When he leaves the machine, this reminds him of the number which is now disconnected where the time could be given by automated voice, Charles noting how terrified his past self looked, and how he was attempting to follow protocols, but his disgust for himself overpowering him, he getting the idea of he needing to get past-Charles to change his perspective, somehow, wondering how many times he’s already done this, not moving in the attempt to figure a way out. Instead, he says exactly the same statement he’d heard himself say about the book. Charles then decides he’s been in the machine for a month, he then continuing to speak of the book being the key, and when he puts his hand to push down the gun, his past self obeys, but then the pain begins, since in the end, he doesn’t ever stop shooting himself, he having shot himself on the down-swing, after which he gets into the machine, bleeding and with a broken leg, and after the cops arrest and let him go upon learning how much time he’d spent in the box, he again explains how he speaks to himself under his breath, and opens the box with the diorama inside.
Shot-Charles then falls back into his machine, having hoped if the moment ever arose, he’d be able to experience the ‘cool-falling, shot hero’, but he knowing his fall fails in the awesome factor, but in the end, he survives his wound (to get to this point took many run-on sentences), he feeling great. After, a short run through of the process it took to get to his dad (theoretical-sounding), his father not having meant to go away, and then gets trapped, since his time machine breaks, Charles mad, but telling himself to be empathetic. When his father sees how sophisticated the new machine is, he advises not to laugh at him, introducing TIM, the new O.S., and not mention TAMMY, hoping whomever gets her, respects her, as well as showing him Ed (now a real dog! Except he didn’t ever have a wooden nose which grew), his official side-kick, and knowing he needed to right his wrongs. Charles plans for he, his mother, and father to all have dinner together, and see if he can run into the girl he would eventually marry, he then instructing himself to read his own book and stretch out finishing it, since he can decide how quick or slow the present can be, due to its malleability.
Anyone in their right mind wouldn’t ever want to extend a read like this. I know one person whom thought it was swell, but FUCK, Charles Yu has made it to the top of my Least Favorite and Most Irritating Protagonist list. Holden Caulfield was a naive brat, yes, but this bitch is self-aware.

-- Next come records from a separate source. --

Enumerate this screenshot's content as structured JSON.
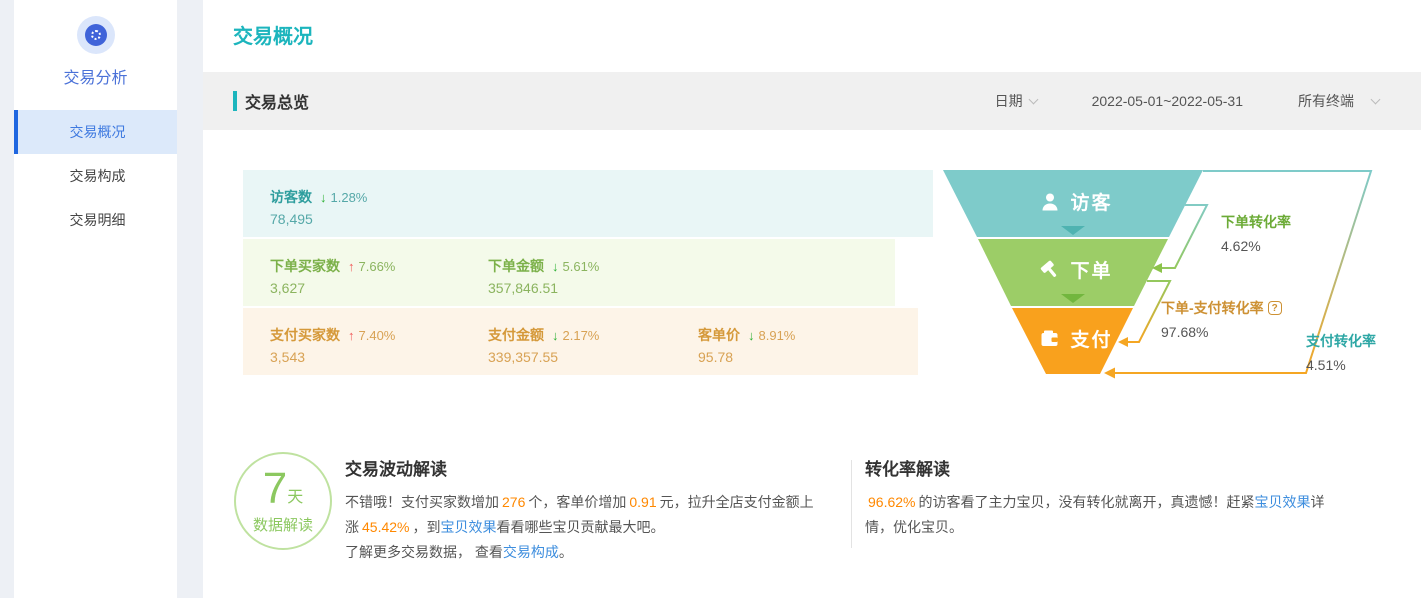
{
  "sidebar": {
    "group_title": "交易分析",
    "items": [
      {
        "label": "交易概况",
        "active": true
      },
      {
        "label": "交易构成",
        "active": false
      },
      {
        "label": "交易明细",
        "active": false
      }
    ]
  },
  "header": {
    "title": "交易概况"
  },
  "section": {
    "title": "交易总览",
    "filters": {
      "date_label": "日期",
      "date_range": "2022-05-01~2022-05-31",
      "terminal": "所有终端"
    }
  },
  "overview": {
    "rows": [
      {
        "theme": "visitor",
        "items": [
          {
            "label": "访客数",
            "trend": "down",
            "change": "1.28%",
            "value": "78,495"
          }
        ]
      },
      {
        "theme": "order",
        "items": [
          {
            "label": "下单买家数",
            "trend": "up",
            "change": "7.66%",
            "value": "3,627"
          },
          {
            "label": "下单金额",
            "trend": "down",
            "change": "5.61%",
            "value": "357,846.51"
          }
        ]
      },
      {
        "theme": "pay",
        "items": [
          {
            "label": "支付买家数",
            "trend": "up",
            "change": "7.40%",
            "value": "3,543"
          },
          {
            "label": "支付金额",
            "trend": "down",
            "change": "2.17%",
            "value": "339,357.55"
          },
          {
            "label": "客单价",
            "trend": "down",
            "change": "8.91%",
            "value": "95.78"
          }
        ]
      }
    ]
  },
  "funnel": {
    "stages": [
      {
        "label": "访客",
        "icon": "user-icon",
        "color": "#7ecbca"
      },
      {
        "label": "下单",
        "icon": "gavel-icon",
        "color": "#9ccd67"
      },
      {
        "label": "支付",
        "icon": "wallet-icon",
        "color": "#f9a11d"
      }
    ],
    "conversions": [
      {
        "label": "下单转化率",
        "value": "4.62%"
      },
      {
        "label": "下单-支付转化率",
        "value": "97.68%",
        "help_glyph": "?"
      },
      {
        "label": "支付转化率",
        "value": "4.51%"
      }
    ]
  },
  "insights": {
    "badge": {
      "big": "7",
      "unit": "天",
      "caption": "数据解读"
    },
    "left": {
      "title": "交易波动解读",
      "p1": [
        {
          "t": "不错哦！支付买家数增加",
          "c": "text"
        },
        {
          "t": "276",
          "c": "num"
        },
        {
          "t": "个，客单价增加",
          "c": "text"
        },
        {
          "t": "0.91",
          "c": "num"
        },
        {
          "t": "元，拉升全店支付金额上涨",
          "c": "text"
        },
        {
          "t": "45.42%",
          "c": "num"
        },
        {
          "t": "，到",
          "c": "text"
        },
        {
          "t": "宝贝效果",
          "c": "link"
        },
        {
          "t": "看看哪些宝贝贡献最大吧。",
          "c": "text"
        }
      ],
      "p2": [
        {
          "t": "了解更多交易数据， 查看",
          "c": "text"
        },
        {
          "t": "交易构成",
          "c": "link"
        },
        {
          "t": "。",
          "c": "text"
        }
      ]
    },
    "right": {
      "title": "转化率解读",
      "p1": [
        {
          "t": "96.62%",
          "c": "num"
        },
        {
          "t": "的访客看了主力宝贝，没有转化就离开，真遗憾！赶紧",
          "c": "text"
        },
        {
          "t": "宝贝效果",
          "c": "link"
        },
        {
          "t": "详情，优化宝贝。",
          "c": "text"
        }
      ]
    }
  },
  "colors": {
    "accent_teal": "#1cb5bd",
    "sidebar_active_blue": "#1f66e0",
    "funnel_visitor": "#7ecbca",
    "funnel_order": "#9ccd67",
    "funnel_pay": "#f9a11d",
    "trend_up_red": "#f15b5b",
    "trend_down_green": "#2eb135",
    "highlight_orange": "#ff8800",
    "link_blue": "#3e8ede"
  }
}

Not going to seek out more Yu, for sure. Besides this, the plot was alright, but I’d have preferred less exposition on repetitive thoughts, which would definitely have been for the better. Stick to novellas, Yu.